Data records:
==*==
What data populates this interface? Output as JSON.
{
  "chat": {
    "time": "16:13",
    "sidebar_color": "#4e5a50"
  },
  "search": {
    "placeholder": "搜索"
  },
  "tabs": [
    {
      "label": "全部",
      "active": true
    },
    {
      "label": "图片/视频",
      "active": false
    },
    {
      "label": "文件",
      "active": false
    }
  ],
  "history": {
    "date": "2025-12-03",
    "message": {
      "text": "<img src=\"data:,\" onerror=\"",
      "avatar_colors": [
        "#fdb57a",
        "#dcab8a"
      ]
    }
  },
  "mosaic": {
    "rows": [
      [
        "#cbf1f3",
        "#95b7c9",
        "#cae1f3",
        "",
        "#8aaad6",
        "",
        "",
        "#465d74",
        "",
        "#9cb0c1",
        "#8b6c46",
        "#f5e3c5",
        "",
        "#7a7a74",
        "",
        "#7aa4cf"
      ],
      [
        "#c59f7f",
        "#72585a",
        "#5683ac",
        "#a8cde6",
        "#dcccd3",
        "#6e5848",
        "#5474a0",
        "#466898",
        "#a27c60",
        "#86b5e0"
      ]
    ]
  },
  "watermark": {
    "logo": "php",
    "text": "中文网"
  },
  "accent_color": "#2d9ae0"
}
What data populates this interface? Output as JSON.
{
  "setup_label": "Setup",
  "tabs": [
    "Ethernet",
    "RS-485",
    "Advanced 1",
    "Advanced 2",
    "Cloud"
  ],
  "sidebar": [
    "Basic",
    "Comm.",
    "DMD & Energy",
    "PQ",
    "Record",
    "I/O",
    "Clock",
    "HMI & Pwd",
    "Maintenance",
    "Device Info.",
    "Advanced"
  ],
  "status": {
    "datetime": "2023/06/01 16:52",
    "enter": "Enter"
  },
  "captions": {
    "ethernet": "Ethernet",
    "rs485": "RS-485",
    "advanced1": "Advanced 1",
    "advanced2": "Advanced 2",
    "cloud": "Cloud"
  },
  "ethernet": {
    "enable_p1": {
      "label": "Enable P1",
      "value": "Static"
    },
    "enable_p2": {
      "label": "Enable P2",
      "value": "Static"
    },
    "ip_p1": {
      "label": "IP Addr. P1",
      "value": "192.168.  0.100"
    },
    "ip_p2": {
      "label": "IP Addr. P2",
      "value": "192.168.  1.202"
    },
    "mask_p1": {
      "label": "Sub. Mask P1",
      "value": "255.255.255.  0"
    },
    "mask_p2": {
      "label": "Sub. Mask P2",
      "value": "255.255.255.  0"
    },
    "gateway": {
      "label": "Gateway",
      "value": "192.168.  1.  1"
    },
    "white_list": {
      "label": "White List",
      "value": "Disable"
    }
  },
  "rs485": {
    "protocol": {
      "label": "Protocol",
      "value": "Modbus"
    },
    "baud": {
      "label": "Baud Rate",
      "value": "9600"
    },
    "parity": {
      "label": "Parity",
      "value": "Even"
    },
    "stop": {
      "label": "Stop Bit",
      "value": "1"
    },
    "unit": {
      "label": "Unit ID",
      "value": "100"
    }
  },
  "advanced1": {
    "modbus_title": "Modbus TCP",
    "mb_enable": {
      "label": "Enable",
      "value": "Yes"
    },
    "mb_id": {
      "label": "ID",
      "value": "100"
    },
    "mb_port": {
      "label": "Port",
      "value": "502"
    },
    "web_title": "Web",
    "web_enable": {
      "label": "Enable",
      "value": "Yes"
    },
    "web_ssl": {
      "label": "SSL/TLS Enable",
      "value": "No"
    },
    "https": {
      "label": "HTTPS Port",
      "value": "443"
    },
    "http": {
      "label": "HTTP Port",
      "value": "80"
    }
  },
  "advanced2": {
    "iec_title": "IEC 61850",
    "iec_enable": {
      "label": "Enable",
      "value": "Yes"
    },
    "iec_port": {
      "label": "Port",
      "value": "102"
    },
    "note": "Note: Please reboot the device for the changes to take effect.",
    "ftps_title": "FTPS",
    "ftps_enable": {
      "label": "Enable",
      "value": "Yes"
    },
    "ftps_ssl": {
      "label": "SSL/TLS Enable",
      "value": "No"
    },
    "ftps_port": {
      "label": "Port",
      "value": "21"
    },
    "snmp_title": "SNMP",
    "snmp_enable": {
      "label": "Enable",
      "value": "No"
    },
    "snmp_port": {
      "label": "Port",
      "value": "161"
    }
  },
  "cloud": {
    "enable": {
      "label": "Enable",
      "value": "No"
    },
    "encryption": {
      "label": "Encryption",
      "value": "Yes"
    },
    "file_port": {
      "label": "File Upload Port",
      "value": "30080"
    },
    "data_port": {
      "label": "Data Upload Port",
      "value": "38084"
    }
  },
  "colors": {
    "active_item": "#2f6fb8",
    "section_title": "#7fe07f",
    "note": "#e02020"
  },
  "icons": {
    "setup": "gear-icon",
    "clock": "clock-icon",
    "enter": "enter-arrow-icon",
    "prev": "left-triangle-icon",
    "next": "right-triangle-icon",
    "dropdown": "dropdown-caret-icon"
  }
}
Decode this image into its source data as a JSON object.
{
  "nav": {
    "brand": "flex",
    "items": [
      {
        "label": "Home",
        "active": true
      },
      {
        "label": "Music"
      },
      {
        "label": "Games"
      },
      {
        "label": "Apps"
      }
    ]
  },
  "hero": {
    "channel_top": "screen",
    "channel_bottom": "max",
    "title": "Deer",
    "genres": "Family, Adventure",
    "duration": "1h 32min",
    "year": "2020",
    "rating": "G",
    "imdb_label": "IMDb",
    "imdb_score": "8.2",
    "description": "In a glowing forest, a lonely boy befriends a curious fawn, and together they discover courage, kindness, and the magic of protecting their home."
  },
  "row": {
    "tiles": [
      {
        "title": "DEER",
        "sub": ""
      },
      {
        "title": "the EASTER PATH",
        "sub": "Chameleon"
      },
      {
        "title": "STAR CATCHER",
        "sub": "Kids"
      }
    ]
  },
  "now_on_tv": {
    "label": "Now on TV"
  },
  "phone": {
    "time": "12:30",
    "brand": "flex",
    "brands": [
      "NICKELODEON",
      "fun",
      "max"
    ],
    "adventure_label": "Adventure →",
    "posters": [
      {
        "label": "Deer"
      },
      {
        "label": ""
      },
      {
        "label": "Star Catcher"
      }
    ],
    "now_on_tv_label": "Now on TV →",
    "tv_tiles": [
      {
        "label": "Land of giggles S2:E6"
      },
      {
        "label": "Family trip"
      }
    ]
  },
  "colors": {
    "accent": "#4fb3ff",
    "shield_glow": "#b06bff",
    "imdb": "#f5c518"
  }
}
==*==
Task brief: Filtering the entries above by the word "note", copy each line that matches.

Response for this exercise:
    "note": "Note: Please reboot the device for the changes to take effect.",
    "note": "#e02020"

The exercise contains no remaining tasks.